Q: So many Christians seem to be convinced of the power of the word of God. As an evangelical, I completely agree. But I seem to be missing the thirst that others (like you) seem to have to be soaked in the Scriptures. I just find it so hard to discipline myself to read the Bible, and even if I do have a quiet times, my motive is normally because it's something that good Christians should do, not because of a genuine desire to know God in the word. How I need grace! Have you ever experienced this? How can I be changed?
A: What a wonderful question! I appreciate your candor in asking this question, because I believe this can be a common situation for Christians. In fact, I would say it is a battle and for this specific reason: If we are truly regenerated and born again by the power of the Holy Spirit, then our spiritual Enemy cannot ever touch our salvation. We are secured by the blood of our Lord Jesus Christ and His finished work on the Cross. But our spiritual Enemy does work hard to make us fruitless in our witness and walk. This is why our daily devotions are so important.
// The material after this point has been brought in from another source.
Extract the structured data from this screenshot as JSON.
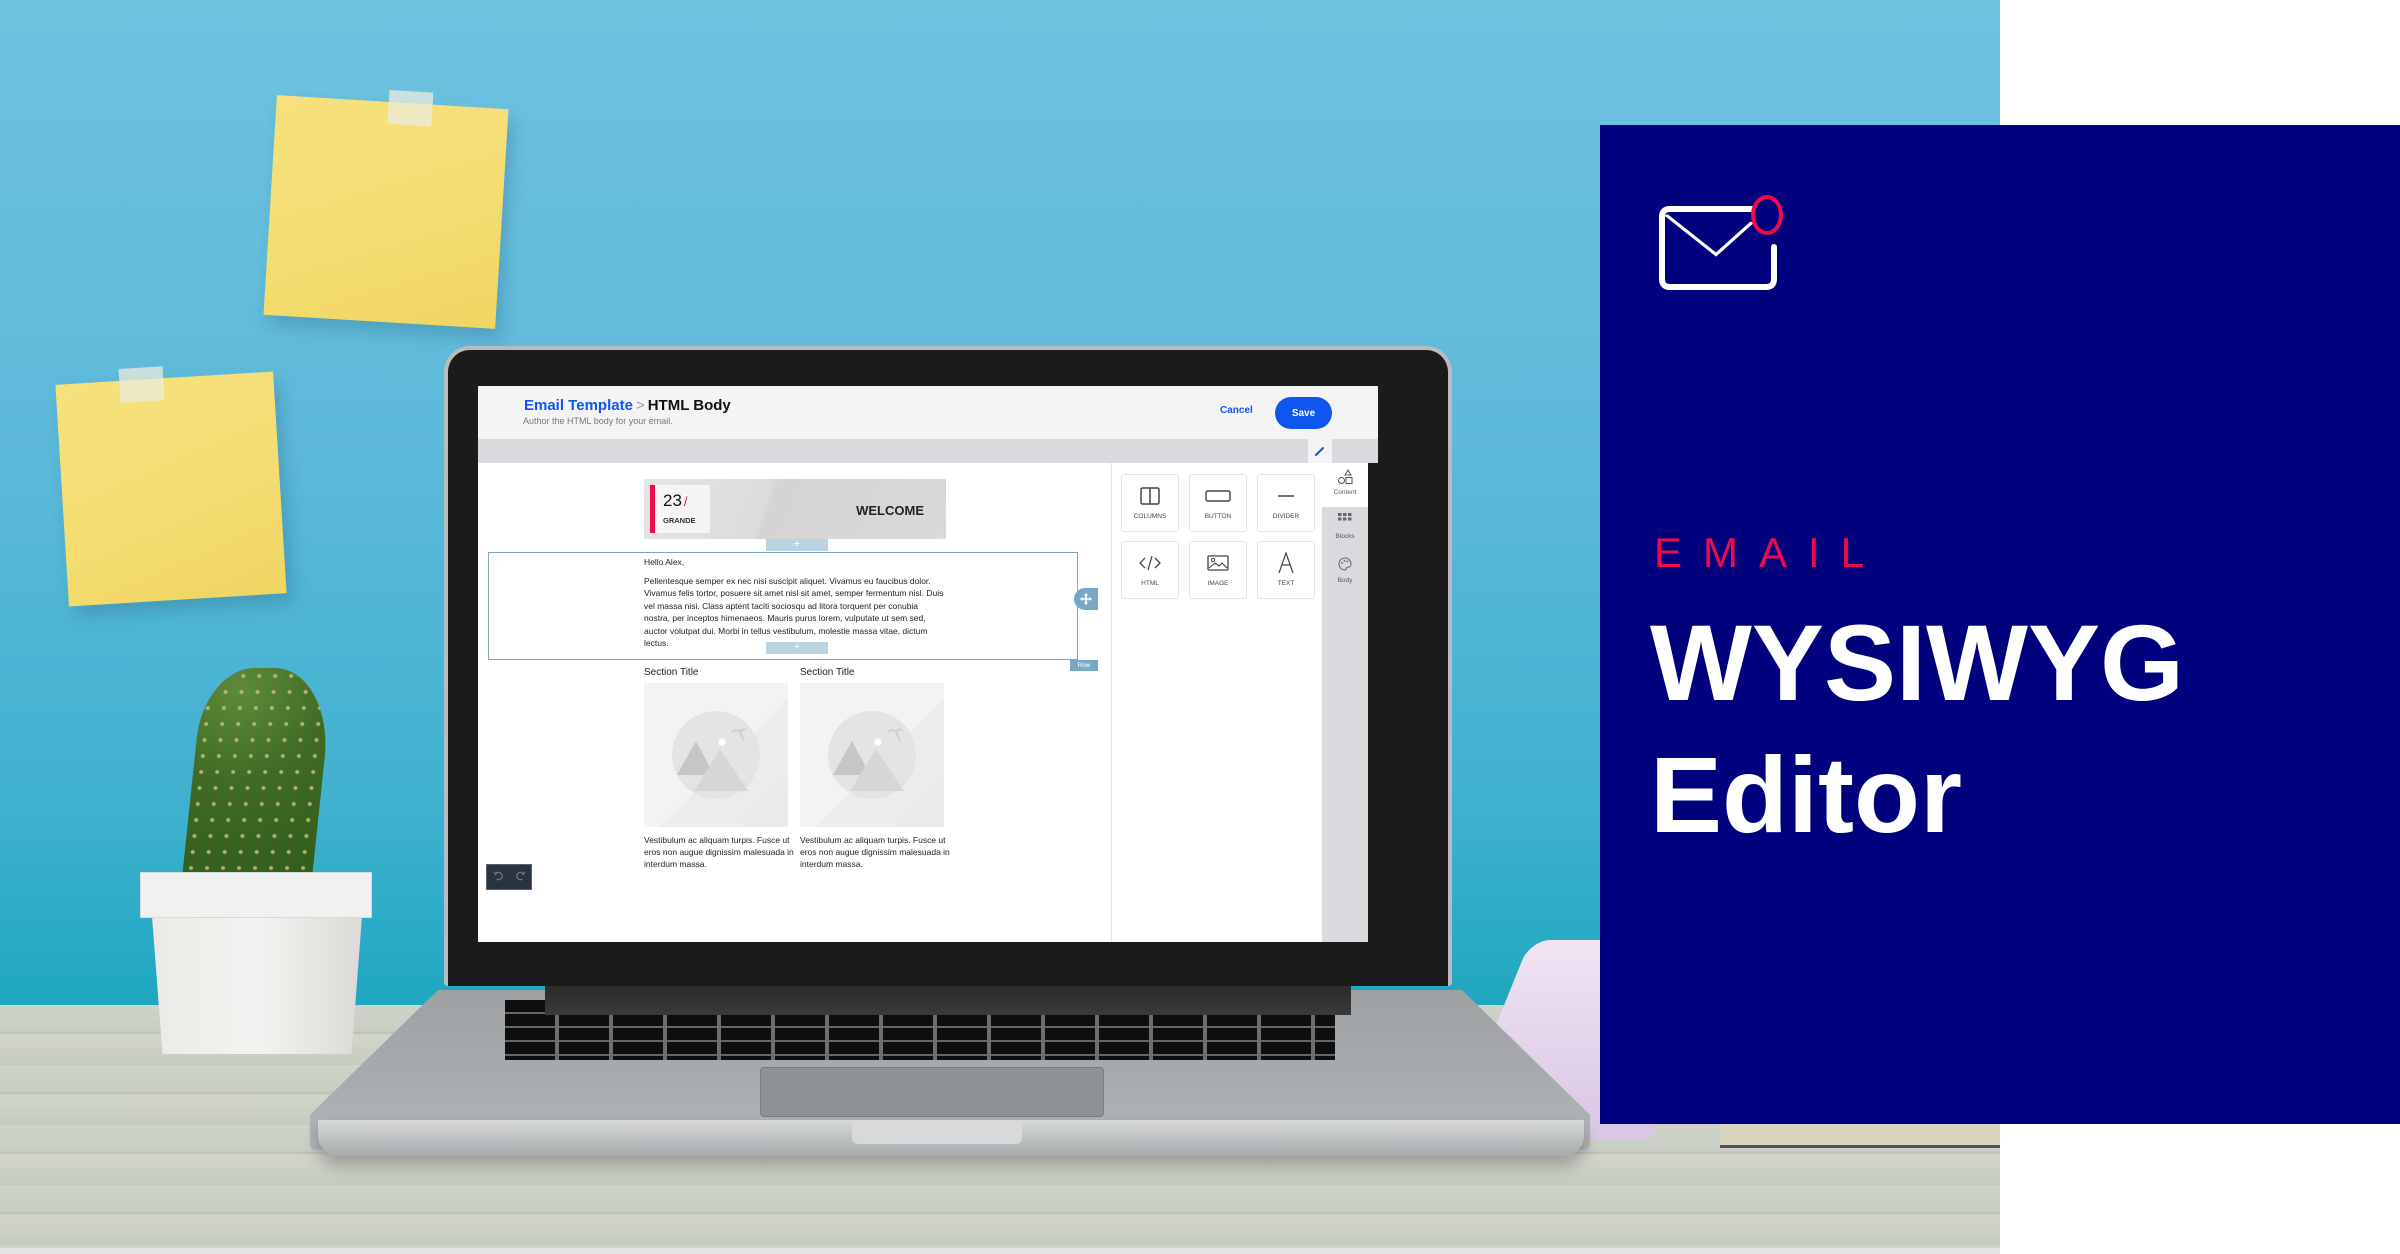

They express our dependency upon God and strengthen us for the battle against Satan, our indwelling sin, and our flesh and all its idolatrous desires.
I think this is where we have to start. (And I do mean "we"--each Christian faces daily distractions and can even experience seasons of dryness in personal devotions. We can't rely on experience or emotion to keep us faithful.) If we don't recognize that we are in a spiritual battle, we will walk out the door each day unarmed. If we don't recognize how completely unprepared we are, we will attempt to live in our own strength. Both are futile. So it is an act of humility to start each day by asking God to reveal Himself to us as we read His word. In doing so, we are saying we need to be equipped for the daily battle and we need His grace to glorify Him.
I used to just pick up my Bible and start reading. Now I endeavor to pray before I start, asking God to protect my distracted mind, to shore up my feeble and often sleepy eyes, and to give me fresh insight from His Word. I also try to read with a purpose. I am currently reading through Corinthians with a commentary by D.A. Carson. I find that supplementing my Bible study with commentaries is tremendously helpful. I also mix up the spiritual disciplines by practicing personal worship (singing along to worship songs on my iPod), praying with prayer partners or going on prayer walks, fasting, retreating, and accountability and confession. These practices enhance my personal devotions.
I've mentioned before on this blog the single women's discipleship group that I participate in. In this group, we are accountable to each other for our quiet times. We are to write down each day what we've done and share that information with each other at the start of our meetings. We're not doing that to compare ourselves to each other, but to help each other in the common struggle. We can't expect to mature as Christians without this practice. Plus, it's can be a wonderfully motivating tool to know we will have to account for how we've spent the time that God has given us!
The most important thing to remember is that we don't have personal devotions because "that's what good Christians do." We have them because as children of God, we have the immense privilege of sitting before the feet of the Lord of the universe and hearing Him speak through His Word. The goal is to see it as a pleasure not a duty.
Finally, I can recommend some good resources to help "jump-start" your devotions. The first is a book published by Sovereign Grace Ministries titled Disciplines for Life. You can download the PDF files from our website, or purchase the book on our store. This will give you a good overview on why the spiritual discplines are so necessary to cultivate. Then there are a number of practical study resources. I like D. A. Carson's For the Love of God (volumes I & II) because he presents a daily reading plan and a short commentary on one or more of those passages. Charles Spurgeons' Morning and Evening is another good supplement. Though it is not based on a daily reading plan that gets you through the Bible in a year (as Carson's book does), it is still a wealth of wisdom on particular verses or passages.
I hope some of these suggestions will prove to be helpful to you. I would also encourage you to cultivate an accountability partner. Perhaps you could ask a more mature woman in your church to help you, which could be done in a variety of ways. She could call you each morning to encourage you to be in the Word, she could ask you each week how you're doing, she could go through a study with you and meet periodically to discuss it and pray with you--whatever works best for the two of you. Don't forget, we aren't alone, even as single women! God has put us in His Body and so there are people all around us that can be used by God to help us grow. Sometimes we just have to ask. And thank you for asking on here!